Brexit: we need entertaining! 

This morning the media has been reporting about yesterday's High Court hearing on Brexit and the thorny issue of Article 50.  If you are getting twitchy for a 'fix' of media input on the subject, you could do worse than visit the Beeb's webpage on the subject.  It was, however, difficult to get very exercised over the matter, given the studied degree of immobility and impassivity on the part of the mostly mature and male participants in the hearing itself.

It was this lack of drama that BBC Radio 4 fixated on as I was driving to work this morning.  The presenter interviewed two programme-makers, focusing on whether or not the proceedings in the High Court would naturally form material for a future court-drama - 'Judge Deed Meets The Brexiteers' or something similar.  There was a kind of universal agreement that this was not suitable material for the kind of TV drama which would hold the nation riveted to the TV screen.  No, that would require spangly tights and dresses, glitter balls, gargoyles hurling abuse, and extreme violence, the kind that results in the gutters running with blood.

To make this point, the pundits commented that the only 'real' drama yesterday lay in the performance of the protesters, shrieking epithets outside the High Court.  Some were even wearing wigs and robes - so this legal hearing was turning into a live performance of 'The Sound of Music'.  All we needed were nuns, and singing children and everything would be perfect.  Contrastingly, within the courtroom, the players were so grey, so measured and just plain boring.  Better not focus on any of that, other than to take a swipe at an apparent lack of compliance with diversity regulation.

Perhaps we should not be surprised by this.  Long-term exposure to the media tends to result in a coarsening of our appetites, as well as misleading us on where the significant things are happening.  Those suits in the courtroom may be a monochrome, unexciting lot, but it's there where the real outcomes will be forthcoming, rather than out in the streets with the protestors and performing clowns.  Meaningful and significant content may have dramatic consequences, but it may not satisfy the pundits' appetite for entertainment - indeed, our addiction to the latter probably means that we will entirely miss out on the former.

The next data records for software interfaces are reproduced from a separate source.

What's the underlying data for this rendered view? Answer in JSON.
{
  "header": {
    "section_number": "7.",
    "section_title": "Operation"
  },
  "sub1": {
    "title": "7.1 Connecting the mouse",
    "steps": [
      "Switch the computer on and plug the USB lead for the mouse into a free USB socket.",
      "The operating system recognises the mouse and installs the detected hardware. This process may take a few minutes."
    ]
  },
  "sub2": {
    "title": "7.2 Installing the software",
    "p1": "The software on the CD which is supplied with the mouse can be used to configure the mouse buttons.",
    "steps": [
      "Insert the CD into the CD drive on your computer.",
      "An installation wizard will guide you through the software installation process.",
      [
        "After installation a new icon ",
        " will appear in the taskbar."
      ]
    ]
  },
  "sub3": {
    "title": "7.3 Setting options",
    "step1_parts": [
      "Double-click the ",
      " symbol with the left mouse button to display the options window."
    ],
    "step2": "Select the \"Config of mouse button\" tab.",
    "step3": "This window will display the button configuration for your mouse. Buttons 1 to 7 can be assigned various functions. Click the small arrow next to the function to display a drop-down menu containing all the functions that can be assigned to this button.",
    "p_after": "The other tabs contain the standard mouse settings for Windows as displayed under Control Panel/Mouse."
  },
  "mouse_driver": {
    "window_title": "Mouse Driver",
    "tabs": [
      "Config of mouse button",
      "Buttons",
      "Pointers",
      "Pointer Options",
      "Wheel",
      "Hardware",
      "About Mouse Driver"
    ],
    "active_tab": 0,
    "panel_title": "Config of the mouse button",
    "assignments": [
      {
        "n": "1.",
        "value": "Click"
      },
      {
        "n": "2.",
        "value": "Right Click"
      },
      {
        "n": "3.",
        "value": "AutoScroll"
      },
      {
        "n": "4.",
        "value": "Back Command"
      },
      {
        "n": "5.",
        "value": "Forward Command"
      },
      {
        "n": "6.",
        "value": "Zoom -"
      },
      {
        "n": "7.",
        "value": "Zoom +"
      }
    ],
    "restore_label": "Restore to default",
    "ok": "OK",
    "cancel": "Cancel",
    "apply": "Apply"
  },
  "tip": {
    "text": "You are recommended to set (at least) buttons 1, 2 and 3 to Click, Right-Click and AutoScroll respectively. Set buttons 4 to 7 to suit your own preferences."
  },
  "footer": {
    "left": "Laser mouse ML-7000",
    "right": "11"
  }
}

I think it worth keeping this observation in mind when we come to the Wonderful World of Regulation.  Journalists seem to prefer topics which make for big headlines, or which are simple to deal with - the kinds of disconnected, discrete phenomena which make for a nice punchy article, before moving onto whatever is the next hot piece of news.  Quickly reported, quickly forgotten, but in the short term, we all do the clown thing, at the side of the road, quite apart from the real action.  The reality is that the substantive, longer-term impacts of regulatory bureaucracy take the form of a myriad of separate streams, all flowing unobtrusively in the background, but all (eventually) combining in unexpected ways to give rise to flash floods here and there.  At the point of combination, suddenly all of us quite rightly become concerned about our flood defences, because then the real effects of discrete, discontinuous regulatory initiatives become evident.

So, the detail may be unsexy, and not at all entertaining.  But that doesn't mean it's not important.